Amelia Moore

Amelia Moore trains at Club One Fitness in Millersville, in preparation for the 2014 Womens National Golden Gloves July 7-12. (Photo courtesy of Amelia Moore / July 10, 2014)

A 23-bout amateur boxing event was held in an ice rink converted to a boxing ring at The Gardens Ice House in West Laurel last month.

The June 28 event, featuring 49 boxers ages 9 to 34, had one match on the card with women boxers, where Amelia Moore won a three-round decision against Nerissa Turner. It was the second time this year that Moore, a billing accountant for AutoNation on Route 1 in Laurel, beat Turner.

The June event at The Gardens was run by Tony Jeter, who grew up in Laurel and is a pro boxer. He now helps to run Club Fitness 1, where Moore trains.

"It was a great event. The people at the Gardens were really nice people," Jeter said. "This is one of the nicest venues in Maryland."

The event drew about 250 spectators, according to Jeter. He said attendance was hurt by a pro boxing event in Baltimore and an amateur card in North Carolina the same weekend.

Jeter said the goal of the June event was to "give kids a chance to fight."

Of the 46 boxers at The Gardens, Jeter said, many were teenagers or in their mid-20s.

"Some of them fought for the first time," he said.

Jeter said the very young fighters were matched against boxers of the same weight or experience. Young boxers use 10-ounce gloves while older fighters use gloves that are 12 ounces.

With a lot of focus on concussions among football players, Jeter said the boxing regulations help prevent injuries.

"You can take a look at the track record of amateur boxing, with the headgear and gloves, it is so regulated with the rules," he said. "The head damage is minimal. The headgear has to be regulated."

Eyes on Rio

Moore competed in the high jump and 400-meter dash and was goalie on a club ice hockey team during two years at the Naval Academy in Annapolis.

While at Navy she also took boxing and wrestling classes, and that brought back good memories of her time as a youth, when she began taking martial arts classes as a 7-year-old.

For several hours six nights a week, she boxes at Club 1 Fitness in Millersville after the recommendation of an assistant boxing coach at Navy.
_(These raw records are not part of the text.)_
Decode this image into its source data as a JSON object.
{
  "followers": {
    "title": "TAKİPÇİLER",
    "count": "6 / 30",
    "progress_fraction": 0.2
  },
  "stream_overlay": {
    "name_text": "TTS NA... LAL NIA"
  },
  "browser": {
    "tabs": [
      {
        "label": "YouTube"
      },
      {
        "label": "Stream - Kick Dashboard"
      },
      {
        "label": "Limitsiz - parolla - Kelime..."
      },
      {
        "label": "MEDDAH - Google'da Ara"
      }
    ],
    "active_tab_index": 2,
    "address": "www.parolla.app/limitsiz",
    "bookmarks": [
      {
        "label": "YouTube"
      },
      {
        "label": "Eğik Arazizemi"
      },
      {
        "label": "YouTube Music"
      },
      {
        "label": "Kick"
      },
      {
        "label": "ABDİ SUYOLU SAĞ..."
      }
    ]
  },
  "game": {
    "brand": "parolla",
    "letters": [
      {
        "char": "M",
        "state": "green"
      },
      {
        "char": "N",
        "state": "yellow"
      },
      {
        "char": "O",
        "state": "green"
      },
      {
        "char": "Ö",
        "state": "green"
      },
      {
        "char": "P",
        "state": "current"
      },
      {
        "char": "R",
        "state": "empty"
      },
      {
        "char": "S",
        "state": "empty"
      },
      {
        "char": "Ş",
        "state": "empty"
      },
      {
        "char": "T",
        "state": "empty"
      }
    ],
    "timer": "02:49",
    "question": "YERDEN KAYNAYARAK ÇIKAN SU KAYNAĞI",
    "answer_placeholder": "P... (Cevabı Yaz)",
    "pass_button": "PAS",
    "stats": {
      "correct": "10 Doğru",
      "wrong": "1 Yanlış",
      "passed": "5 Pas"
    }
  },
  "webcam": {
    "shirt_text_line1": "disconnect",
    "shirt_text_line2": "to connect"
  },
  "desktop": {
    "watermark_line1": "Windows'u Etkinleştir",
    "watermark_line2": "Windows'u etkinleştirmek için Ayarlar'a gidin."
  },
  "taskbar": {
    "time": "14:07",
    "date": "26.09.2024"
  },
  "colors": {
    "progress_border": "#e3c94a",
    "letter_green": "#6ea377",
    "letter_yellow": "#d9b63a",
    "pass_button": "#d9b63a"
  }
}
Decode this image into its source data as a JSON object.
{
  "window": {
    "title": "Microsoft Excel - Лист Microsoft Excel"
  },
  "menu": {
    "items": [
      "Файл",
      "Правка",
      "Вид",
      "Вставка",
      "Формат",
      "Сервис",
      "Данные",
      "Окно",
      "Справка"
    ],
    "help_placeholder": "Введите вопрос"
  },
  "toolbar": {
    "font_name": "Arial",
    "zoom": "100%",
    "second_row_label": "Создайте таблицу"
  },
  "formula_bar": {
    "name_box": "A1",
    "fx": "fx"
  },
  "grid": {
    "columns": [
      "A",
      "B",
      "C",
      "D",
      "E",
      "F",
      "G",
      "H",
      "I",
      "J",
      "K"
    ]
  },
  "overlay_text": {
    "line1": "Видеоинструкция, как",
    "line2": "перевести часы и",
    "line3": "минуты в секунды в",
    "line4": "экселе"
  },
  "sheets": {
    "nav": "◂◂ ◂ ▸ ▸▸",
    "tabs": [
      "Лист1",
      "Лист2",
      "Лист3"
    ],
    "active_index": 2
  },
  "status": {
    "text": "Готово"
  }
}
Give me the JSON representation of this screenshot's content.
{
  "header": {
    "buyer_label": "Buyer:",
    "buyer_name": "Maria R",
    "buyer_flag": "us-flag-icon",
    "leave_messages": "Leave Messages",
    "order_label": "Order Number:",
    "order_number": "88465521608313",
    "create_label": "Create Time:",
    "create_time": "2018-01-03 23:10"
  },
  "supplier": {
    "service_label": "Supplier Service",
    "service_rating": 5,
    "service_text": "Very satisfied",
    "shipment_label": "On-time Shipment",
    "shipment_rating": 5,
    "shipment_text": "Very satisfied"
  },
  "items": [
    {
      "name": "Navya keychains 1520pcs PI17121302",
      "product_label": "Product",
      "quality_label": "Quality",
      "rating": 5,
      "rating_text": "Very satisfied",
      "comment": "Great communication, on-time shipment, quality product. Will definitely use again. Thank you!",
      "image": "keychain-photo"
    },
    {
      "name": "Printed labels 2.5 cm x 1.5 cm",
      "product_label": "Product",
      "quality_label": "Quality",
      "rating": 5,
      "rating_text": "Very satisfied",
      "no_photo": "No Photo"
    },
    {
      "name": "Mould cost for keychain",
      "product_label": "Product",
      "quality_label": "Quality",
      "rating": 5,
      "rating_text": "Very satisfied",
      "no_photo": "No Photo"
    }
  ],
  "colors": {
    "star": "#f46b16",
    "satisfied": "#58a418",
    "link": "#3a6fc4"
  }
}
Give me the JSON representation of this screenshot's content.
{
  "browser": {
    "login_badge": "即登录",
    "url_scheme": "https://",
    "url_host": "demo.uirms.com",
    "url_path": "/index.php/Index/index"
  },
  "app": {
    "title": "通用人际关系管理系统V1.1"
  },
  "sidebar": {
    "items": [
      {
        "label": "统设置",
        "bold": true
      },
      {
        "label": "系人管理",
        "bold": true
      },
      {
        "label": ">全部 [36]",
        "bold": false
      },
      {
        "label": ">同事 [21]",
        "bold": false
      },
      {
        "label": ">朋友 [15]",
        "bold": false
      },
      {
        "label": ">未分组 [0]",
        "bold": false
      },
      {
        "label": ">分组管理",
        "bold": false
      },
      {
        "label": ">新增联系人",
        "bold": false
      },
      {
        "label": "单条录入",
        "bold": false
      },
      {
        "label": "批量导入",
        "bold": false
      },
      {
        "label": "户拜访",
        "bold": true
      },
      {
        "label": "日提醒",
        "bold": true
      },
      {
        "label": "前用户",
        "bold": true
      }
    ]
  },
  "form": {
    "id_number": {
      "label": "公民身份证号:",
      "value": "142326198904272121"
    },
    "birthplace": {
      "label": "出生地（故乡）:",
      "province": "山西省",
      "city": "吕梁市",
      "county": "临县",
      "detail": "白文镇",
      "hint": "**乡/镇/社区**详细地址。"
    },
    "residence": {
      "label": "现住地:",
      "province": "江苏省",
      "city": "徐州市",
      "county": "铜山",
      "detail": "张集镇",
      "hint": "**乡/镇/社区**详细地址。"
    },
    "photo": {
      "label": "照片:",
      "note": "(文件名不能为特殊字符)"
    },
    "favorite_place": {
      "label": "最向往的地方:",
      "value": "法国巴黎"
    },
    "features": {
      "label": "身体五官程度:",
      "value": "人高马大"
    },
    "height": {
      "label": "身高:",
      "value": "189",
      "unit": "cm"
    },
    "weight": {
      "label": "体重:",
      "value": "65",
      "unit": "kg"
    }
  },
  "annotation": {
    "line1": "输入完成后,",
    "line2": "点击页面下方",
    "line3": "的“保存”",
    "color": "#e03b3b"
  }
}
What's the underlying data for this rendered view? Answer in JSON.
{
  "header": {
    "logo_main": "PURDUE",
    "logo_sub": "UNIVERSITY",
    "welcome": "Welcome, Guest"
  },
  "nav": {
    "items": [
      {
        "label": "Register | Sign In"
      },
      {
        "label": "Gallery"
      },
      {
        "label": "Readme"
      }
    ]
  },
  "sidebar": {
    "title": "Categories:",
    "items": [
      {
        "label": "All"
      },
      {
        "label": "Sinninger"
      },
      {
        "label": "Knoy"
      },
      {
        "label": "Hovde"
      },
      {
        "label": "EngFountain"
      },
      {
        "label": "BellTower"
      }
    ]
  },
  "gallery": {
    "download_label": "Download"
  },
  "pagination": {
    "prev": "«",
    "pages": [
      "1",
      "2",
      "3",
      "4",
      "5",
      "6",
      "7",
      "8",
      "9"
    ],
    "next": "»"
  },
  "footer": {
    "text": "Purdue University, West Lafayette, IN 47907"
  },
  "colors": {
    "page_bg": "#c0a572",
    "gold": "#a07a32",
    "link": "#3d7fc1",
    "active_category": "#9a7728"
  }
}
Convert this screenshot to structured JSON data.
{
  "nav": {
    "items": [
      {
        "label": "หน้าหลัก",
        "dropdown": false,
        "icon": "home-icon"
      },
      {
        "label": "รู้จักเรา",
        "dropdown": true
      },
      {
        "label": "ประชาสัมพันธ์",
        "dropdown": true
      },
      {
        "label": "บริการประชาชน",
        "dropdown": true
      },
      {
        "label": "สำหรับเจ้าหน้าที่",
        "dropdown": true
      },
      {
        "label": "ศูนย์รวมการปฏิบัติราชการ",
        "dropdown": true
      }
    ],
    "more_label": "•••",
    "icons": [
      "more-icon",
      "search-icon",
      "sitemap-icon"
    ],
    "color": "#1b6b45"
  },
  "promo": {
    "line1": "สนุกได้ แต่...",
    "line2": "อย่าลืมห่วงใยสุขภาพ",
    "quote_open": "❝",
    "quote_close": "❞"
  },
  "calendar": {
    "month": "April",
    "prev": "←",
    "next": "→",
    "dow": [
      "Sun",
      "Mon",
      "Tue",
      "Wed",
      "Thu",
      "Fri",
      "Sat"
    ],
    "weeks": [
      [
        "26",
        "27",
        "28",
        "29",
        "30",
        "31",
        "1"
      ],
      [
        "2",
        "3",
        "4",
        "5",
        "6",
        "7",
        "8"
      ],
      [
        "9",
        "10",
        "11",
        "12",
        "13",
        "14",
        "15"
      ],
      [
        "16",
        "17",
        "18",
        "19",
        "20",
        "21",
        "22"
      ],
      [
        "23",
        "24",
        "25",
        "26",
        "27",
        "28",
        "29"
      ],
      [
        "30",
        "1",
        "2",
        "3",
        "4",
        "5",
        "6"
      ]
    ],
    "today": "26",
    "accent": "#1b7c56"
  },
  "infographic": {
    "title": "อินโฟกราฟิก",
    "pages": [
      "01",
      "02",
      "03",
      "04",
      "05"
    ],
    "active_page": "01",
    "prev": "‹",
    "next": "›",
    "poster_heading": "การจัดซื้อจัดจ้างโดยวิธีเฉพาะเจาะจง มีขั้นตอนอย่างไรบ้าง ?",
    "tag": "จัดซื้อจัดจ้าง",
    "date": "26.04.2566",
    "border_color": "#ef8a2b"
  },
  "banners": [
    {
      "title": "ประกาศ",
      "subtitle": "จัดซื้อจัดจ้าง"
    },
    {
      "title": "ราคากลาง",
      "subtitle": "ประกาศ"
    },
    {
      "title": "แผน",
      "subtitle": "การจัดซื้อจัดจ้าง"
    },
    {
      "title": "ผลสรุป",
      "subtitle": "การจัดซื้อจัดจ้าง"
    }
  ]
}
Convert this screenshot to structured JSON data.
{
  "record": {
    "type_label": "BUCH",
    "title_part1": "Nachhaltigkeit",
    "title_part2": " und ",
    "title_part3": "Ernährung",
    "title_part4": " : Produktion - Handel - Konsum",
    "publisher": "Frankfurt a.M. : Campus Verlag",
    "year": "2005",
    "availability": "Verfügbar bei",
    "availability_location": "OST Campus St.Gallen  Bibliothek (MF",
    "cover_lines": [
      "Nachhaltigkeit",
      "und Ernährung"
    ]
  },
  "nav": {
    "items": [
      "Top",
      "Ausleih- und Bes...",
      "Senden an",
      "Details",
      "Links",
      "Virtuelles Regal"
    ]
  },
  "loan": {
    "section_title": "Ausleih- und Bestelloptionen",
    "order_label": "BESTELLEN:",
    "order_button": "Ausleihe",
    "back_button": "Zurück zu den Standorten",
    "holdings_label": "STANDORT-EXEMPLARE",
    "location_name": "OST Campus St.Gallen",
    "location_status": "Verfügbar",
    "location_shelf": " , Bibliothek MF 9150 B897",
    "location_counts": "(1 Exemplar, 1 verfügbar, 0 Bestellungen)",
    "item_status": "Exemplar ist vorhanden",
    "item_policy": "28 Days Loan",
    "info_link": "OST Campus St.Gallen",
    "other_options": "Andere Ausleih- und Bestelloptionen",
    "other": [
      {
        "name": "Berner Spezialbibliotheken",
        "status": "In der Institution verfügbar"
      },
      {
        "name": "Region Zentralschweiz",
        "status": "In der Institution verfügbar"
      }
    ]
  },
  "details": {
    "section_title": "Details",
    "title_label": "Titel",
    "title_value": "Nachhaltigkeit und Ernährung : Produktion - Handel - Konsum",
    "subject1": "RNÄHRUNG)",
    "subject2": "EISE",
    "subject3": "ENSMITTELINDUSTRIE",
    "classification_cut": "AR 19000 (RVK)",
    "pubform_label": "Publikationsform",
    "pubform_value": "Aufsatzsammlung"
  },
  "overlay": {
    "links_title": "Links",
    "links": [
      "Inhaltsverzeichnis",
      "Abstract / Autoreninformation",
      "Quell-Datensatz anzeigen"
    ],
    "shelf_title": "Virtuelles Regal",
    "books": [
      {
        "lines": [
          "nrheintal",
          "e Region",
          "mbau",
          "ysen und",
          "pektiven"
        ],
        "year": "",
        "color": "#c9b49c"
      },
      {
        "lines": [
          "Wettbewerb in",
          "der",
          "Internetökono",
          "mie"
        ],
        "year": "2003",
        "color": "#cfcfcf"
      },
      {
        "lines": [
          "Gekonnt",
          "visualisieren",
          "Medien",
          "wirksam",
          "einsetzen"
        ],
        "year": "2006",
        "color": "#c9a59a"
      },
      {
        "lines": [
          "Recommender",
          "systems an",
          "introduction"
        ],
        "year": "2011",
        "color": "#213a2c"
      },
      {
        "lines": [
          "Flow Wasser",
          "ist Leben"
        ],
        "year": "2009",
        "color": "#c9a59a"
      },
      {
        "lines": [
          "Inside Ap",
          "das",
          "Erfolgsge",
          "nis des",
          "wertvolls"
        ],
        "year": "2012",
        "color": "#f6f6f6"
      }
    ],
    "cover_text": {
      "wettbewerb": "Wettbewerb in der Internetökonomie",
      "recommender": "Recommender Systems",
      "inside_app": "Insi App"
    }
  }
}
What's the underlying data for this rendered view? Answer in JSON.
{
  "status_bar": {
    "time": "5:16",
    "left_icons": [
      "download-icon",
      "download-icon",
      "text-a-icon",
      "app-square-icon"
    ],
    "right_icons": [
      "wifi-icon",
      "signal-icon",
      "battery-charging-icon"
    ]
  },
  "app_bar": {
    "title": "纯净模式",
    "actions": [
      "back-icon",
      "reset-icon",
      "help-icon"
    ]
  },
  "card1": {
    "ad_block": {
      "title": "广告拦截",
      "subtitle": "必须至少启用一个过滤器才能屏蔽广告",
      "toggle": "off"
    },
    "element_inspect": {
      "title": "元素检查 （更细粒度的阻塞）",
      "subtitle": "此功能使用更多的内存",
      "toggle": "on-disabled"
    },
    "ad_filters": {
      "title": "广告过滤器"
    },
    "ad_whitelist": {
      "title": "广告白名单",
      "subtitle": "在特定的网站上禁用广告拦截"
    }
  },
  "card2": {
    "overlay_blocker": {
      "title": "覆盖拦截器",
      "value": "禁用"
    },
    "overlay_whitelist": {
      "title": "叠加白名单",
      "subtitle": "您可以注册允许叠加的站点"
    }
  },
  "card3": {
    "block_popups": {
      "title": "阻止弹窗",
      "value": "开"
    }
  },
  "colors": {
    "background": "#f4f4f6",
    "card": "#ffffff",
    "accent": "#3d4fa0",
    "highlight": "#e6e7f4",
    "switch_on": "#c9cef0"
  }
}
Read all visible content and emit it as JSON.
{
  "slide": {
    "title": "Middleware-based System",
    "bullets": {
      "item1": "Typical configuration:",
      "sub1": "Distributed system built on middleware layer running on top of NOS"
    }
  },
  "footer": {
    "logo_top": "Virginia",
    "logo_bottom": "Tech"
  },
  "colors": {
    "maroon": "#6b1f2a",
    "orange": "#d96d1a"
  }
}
"There was an appeal to it. It just felt right," said Moore, who began boxing seriously about four years ago.

She has certainly taken to the sport, winning 11 of her first 12 bouts at the amateur level.

"After leaving [Navy] I was hooked" with boxing, she said. "I definitely have aspirations to go back to school."

Moore's trainer is Tommy Langley, a Laurel resident since 1972.

"She is a hard worker. That is her strength right there. First of all you have to want to do it," Langley said.

Moore, 24, won a golden gloves event in March in Palmer Park in Prince George's County and was slated to take part in the 2014 Women's National Golden Gloves championship in Florida July 7-12, her first national event.

After the win in Palmer Park, Moore and Langley talked about her future; Moore told Langley, "Let's make the move to the next level."

But for now she is aiming for the 2016 Olympics in Rio.

"That is our ultimate goal," she said.